Netflix moved most of its operations to Amazon Web Services‘ (AWS) cloud-based infrastructure, after its data centres fell over in 2008 and exceeded capacity last fall with 37x 2010 growth in requests. Now it is even planning to move its remaining billing and payment systems over.
“Isn’t Amazon a competitor?,” Netflix’s cloud architect Adrian Cockcroft asked whilst giving this recent presentation. “We are a ‘poster child’ for the AWS architecture. Strategy – turn competitors in to partners.” Cockcroft said it “would be nice” to use another distributor but, for now, AWS is unbeatable; “maybe in two to three years”.
Amazon Instant Video competes with Netflix for movie and TV streaming.
Netflix yesterday told the investors from whom it has sought $400 million: “While the retail side of Amazon may compete with us, we do not believe that Amazon will use the AWS operation in such a manner as to gain competitive advantage against our service.” But it warned: “With the fact that we cannot easily switch our AWS operations to another cloud provider, any disruption of or interference with our use of AWS would impact our operations and our business would be adversely impacted.”
A content infrastructure like Amazon has assembled is vital to many digital media companies including Netflix. In the U.S., where a few of Netflix’s operations still rely on data centres, Netflix is the single biggest user of peak-time internet bandwidth, gobbling a third more bits and bytes than even the HTTP protocol over which web browsing occurs (source: Sandvine, spring 2011).
“AWS is the market leader and has been able to create a continuous and virtuous cycle,” Netflix’s engineering VP Kevin McEntee wrote earlier this year. “Netflix has benefited nicely from jumping on and riding that virtuous cycle.”
Having expanded to Canada and Latin America, Netflix now plans to launch in the UK and Ireland early in 2012 – a process that will involve considerable marketing and licensing costs that will push Netflix in to the red.
Netflix’s Cockcroft likened the technical consideration of UK and Ireland roll-out to: “Take a Boeing 737 on a domestic flight, upgrade it to a 747 by adding more engines and fly it to Europe without landing on the way.”
Amazon does not yet offer online movies or TV in those countries, though it does own Lovefilm, which remains DVD-centric but may require rebranding.
Netflix employs more than 50 on cloud systems and says even AWS’ own outage earlier this year did not affect it. However, Cockcroft wrote earlier this year: “As we grow from a single Amazon region and three availability zones servicing the USA and Canada to being a worldwide service with dozens of availability zones, even with top engineers we simply won’t be able to scale our responses manually.

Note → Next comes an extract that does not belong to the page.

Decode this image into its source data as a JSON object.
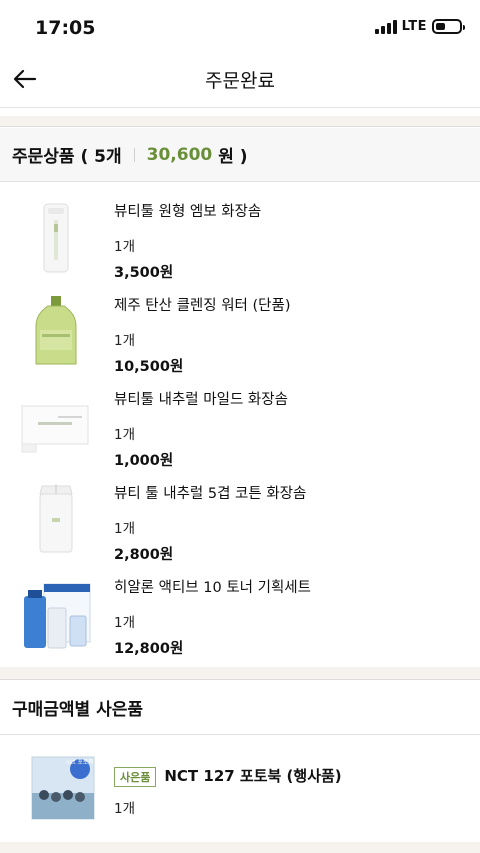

“While we do have some lessons learned and some improvements to make, we continue to be confident that this (Amazon) is the right strategy for us.”